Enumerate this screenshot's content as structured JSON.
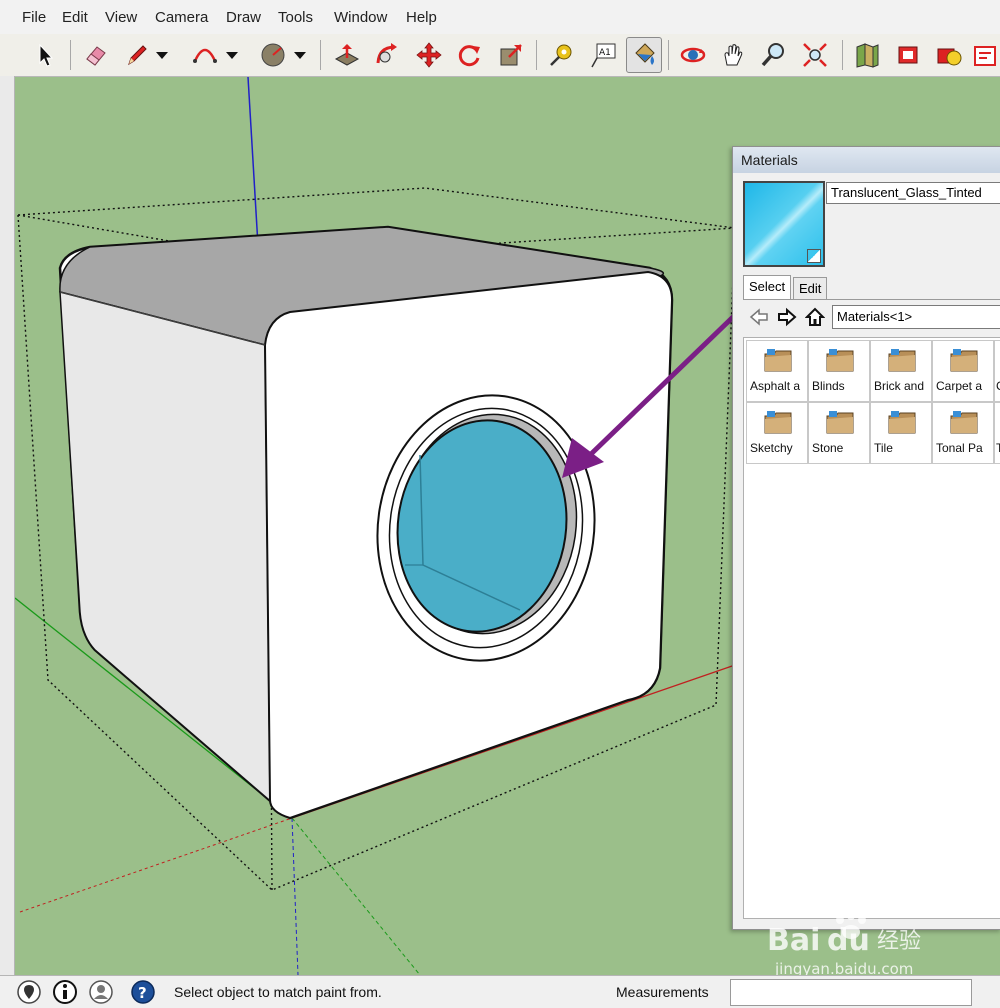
{
  "menu": [
    "File",
    "Edit",
    "View",
    "Camera",
    "Draw",
    "Tools",
    "Window",
    "Help"
  ],
  "toolbar": {
    "tools": [
      "select-icon",
      "eraser-icon",
      "pencil-icon",
      "arc-icon",
      "circle-icon",
      "push-pull-icon",
      "follow-me-icon",
      "move-icon",
      "rotate-icon",
      "scale-icon",
      "tape-measure-icon",
      "text-icon",
      "paint-bucket-icon",
      "orbit-icon",
      "pan-icon",
      "zoom-icon",
      "zoom-extents-icon",
      "get-models-icon",
      "share-model-icon",
      "components-icon",
      "extension-icon"
    ],
    "active_tool": "paint-bucket-icon",
    "text_tool_glyph": "A1"
  },
  "materials": {
    "title": "Materials",
    "current_name": "Translucent_Glass_Tinted",
    "swatch_color": "#2cc0ec",
    "tabs": [
      "Select",
      "Edit"
    ],
    "active_tab": "Select",
    "library": "Materials<1>",
    "folders": [
      {
        "label": "Asphalt a"
      },
      {
        "label": "Blinds"
      },
      {
        "label": "Brick and"
      },
      {
        "label": "Carpet a"
      },
      {
        "label": "C"
      },
      {
        "label": "Sketchy"
      },
      {
        "label": "Stone"
      },
      {
        "label": "Tile"
      },
      {
        "label": "Tonal Pa"
      },
      {
        "label": "T"
      }
    ]
  },
  "status": {
    "message": "Select object to match paint from.",
    "measurements_label": "Measurements",
    "measurements_value": ""
  },
  "colors": {
    "viewport_bg": "#9bbf8a",
    "glass": "#4aaec8",
    "arrow": "#7b1f86",
    "blue_axis": "#2020c8",
    "green_axis": "#1a9a1a",
    "red_axis": "#c02020"
  },
  "watermark": {
    "brand": "Bai du 经验",
    "url": "jingyan.baidu.com"
  }
}
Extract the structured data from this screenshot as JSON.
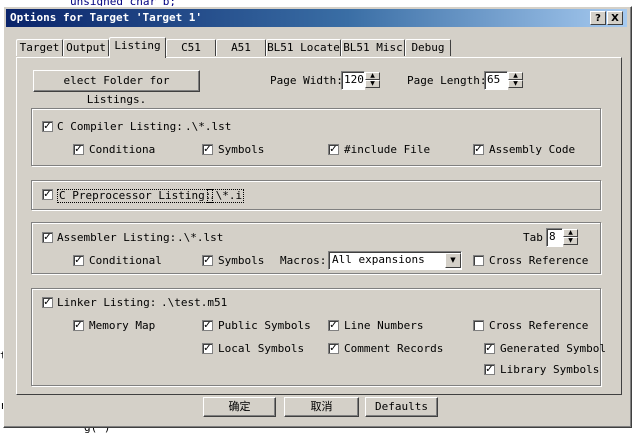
{
  "background": {
    "code_lines": [
      "unsigned char b;",
      "t",
      "r",
      "g(*)"
    ]
  },
  "window": {
    "title": "Options for Target 'Target 1'",
    "help_btn": "?",
    "close_btn": "X"
  },
  "tabs": [
    "Target",
    "Output",
    "Listing",
    "C51",
    "A51",
    "BL51 Locate",
    "BL51 Misc",
    "Debug"
  ],
  "active_tab": "Listing",
  "top": {
    "select_folder": "elect Folder for Listings.",
    "page_width_label": "Page Width:",
    "page_width": "120",
    "page_length_label": "Page Length:",
    "page_length": "65"
  },
  "c_compiler": {
    "label": "C Compiler Listing:",
    "path": ".\\*.lst",
    "checked": true,
    "options": [
      {
        "label": "Conditiona",
        "checked": true
      },
      {
        "label": "Symbols",
        "checked": true
      },
      {
        "label": "#include File",
        "checked": true
      },
      {
        "label": "Assembly Code",
        "checked": true
      }
    ]
  },
  "c_preprocessor": {
    "label": "C Preprocessor Listing:",
    "path": ".\\*.i",
    "checked": true
  },
  "assembler": {
    "label": "Assembler Listing:",
    "path": ".\\*.lst",
    "checked": true,
    "tab_label": "Tab",
    "tab_value": "8",
    "conditional": "Conditional",
    "symbols": "Symbols",
    "macros_label": "Macros:",
    "macros_value": "All expansions",
    "cross_ref": "Cross Reference",
    "cross_ref_checked": false
  },
  "linker": {
    "label": "Linker Listing:",
    "path": ".\\test.m51",
    "checked": true,
    "memory_map": "Memory Map",
    "public_symbols": "Public Symbols",
    "line_numbers": "Line Numbers",
    "cross_ref": "Cross Reference",
    "local_symbols": "Local Symbols",
    "comment_records": "Comment Records",
    "generated_symbol": "Generated Symbol",
    "library_symbols": "Library Symbols"
  },
  "buttons": {
    "ok": "确定",
    "cancel": "取消",
    "defaults": "Defaults"
  },
  "colors": {
    "dialog_face": "#d4d0c8",
    "title_start": "#0a246a",
    "title_end": "#a6caf0"
  }
}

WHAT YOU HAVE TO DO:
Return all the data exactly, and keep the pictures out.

COMPLETED TASK:
Enumerate this screenshot's content as structured JSON.
{
  "menu": [
    "File",
    "Edit",
    "View",
    "Camera",
    "Draw",
    "Tools",
    "Window",
    "Help"
  ],
  "toolbar": {
    "tools": [
      "select-icon",
      "eraser-icon",
      "pencil-icon",
      "arc-icon",
      "circle-icon",
      "push-pull-icon",
      "follow-me-icon",
      "move-icon",
      "rotate-icon",
      "scale-icon",
      "tape-measure-icon",
      "text-icon",
      "paint-bucket-icon",
      "orbit-icon",
      "pan-icon",
      "zoom-icon",
      "zoom-extents-icon",
      "get-models-icon",
      "share-model-icon",
      "components-icon",
      "extension-icon"
    ],
    "active_tool": "paint-bucket-icon",
    "text_tool_glyph": "A1"
  },
  "materials": {
    "title": "Materials",
    "current_name": "Translucent_Glass_Tinted",
    "swatch_color": "#2cc0ec",
    "tabs": [
      "Select",
      "Edit"
    ],
    "active_tab": "Select",
    "library": "Materials<1>",
    "folders": [
      {
        "label": "Asphalt a"
      },
      {
        "label": "Blinds"
      },
      {
        "label": "Brick and"
      },
      {
        "label": "Carpet a"
      },
      {
        "label": "C"
      },
      {
        "label": "Sketchy"
      },
      {
        "label": "Stone"
      },
      {
        "label": "Tile"
      },
      {
        "label": "Tonal Pa"
      },
      {
        "label": "T"
      }
    ]
  },
  "status": {
    "message": "Select object to match paint from.",
    "measurements_label": "Measurements",
    "measurements_value": ""
  },
  "colors": {
    "viewport_bg": "#9bbf8a",
    "glass": "#4aaec8",
    "arrow": "#7b1f86",
    "blue_axis": "#2020c8",
    "green_axis": "#1a9a1a",
    "red_axis": "#c02020"
  },
  "watermark": {
    "brand": "Bai du 经验",
    "url": "jingyan.baidu.com"
  }
}
Extract the structured data from this screenshot as JSON.
{
  "background": {
    "code_lines": [
      "unsigned char b;",
      "t",
      "r",
      "g(*)"
    ]
  },
  "window": {
    "title": "Options for Target 'Target 1'",
    "help_btn": "?",
    "close_btn": "X"
  },
  "tabs": [
    "Target",
    "Output",
    "Listing",
    "C51",
    "A51",
    "BL51 Locate",
    "BL51 Misc",
    "Debug"
  ],
  "active_tab": "Listing",
  "top": {
    "select_folder": "elect Folder for Listings.",
    "page_width_label": "Page Width:",
    "page_width": "120",
    "page_length_label": "Page Length:",
    "page_length": "65"
  },
  "c_compiler": {
    "label": "C Compiler Listing:",
    "path": ".\\*.lst",
    "checked": true,
    "options": [
      {
        "label": "Conditiona",
        "checked": true
      },
      {
        "label": "Symbols",
        "checked": true
      },
      {
        "label": "#include File",
        "checked": true
      },
      {
        "label": "Assembly Code",
        "checked": true
      }
    ]
  },
  "c_preprocessor": {
    "label": "C Preprocessor Listing:",
    "path": ".\\*.i",
    "checked": true
  },
  "assembler": {
    "label": "Assembler Listing:",
    "path": ".\\*.lst",
    "checked": true,
    "tab_label": "Tab",
    "tab_value": "8",
    "conditional": "Conditional",
    "symbols": "Symbols",
    "macros_label": "Macros:",
    "macros_value": "All expansions",
    "cross_ref": "Cross Reference",
    "cross_ref_checked": false
  },
  "linker": {
    "label": "Linker Listing:",
    "path": ".\\test.m51",
    "checked": true,
    "memory_map": "Memory Map",
    "public_symbols": "Public Symbols",
    "line_numbers": "Line Numbers",
    "cross_ref": "Cross Reference",
    "local_symbols": "Local Symbols",
    "comment_records": "Comment Records",
    "generated_symbol": "Generated Symbol",
    "library_symbols": "Library Symbols"
  },
  "buttons": {
    "ok": "确定",
    "cancel": "取消",
    "defaults": "Defaults"
  },
  "colors": {
    "dialog_face": "#d4d0c8",
    "title_start": "#0a246a",
    "title_end": "#a6caf0"
  }
}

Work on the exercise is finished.